Look for the word "link" in the entries and copy every line where it shows up.

__The input__:
=====

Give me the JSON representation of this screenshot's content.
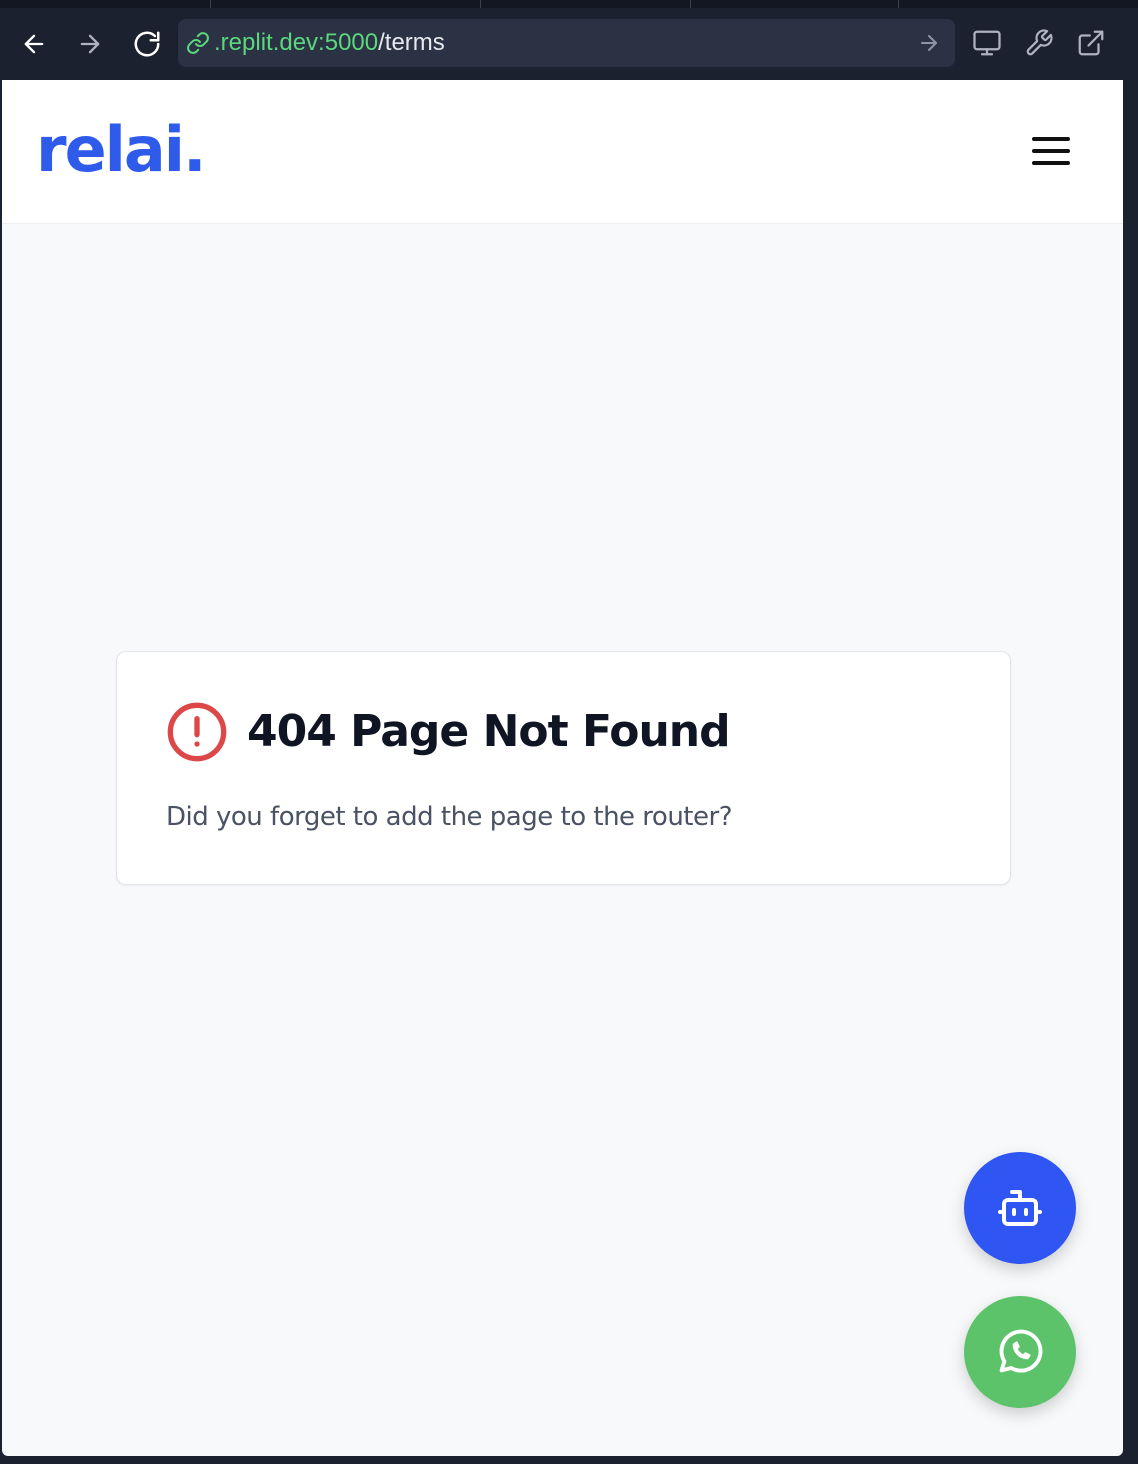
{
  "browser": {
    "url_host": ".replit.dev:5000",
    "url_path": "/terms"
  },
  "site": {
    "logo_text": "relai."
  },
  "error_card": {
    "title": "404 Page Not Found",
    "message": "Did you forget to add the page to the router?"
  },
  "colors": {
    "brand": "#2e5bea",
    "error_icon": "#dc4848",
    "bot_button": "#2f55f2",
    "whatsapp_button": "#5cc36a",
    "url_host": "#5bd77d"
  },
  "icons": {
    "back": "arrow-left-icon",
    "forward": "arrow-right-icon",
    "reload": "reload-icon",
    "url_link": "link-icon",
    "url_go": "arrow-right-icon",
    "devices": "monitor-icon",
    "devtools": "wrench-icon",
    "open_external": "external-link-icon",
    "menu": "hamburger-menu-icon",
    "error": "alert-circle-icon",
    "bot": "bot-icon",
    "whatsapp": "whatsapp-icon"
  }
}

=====

__Written solution__:
    "url_link": "link-icon",
    "open_external": "external-link-icon",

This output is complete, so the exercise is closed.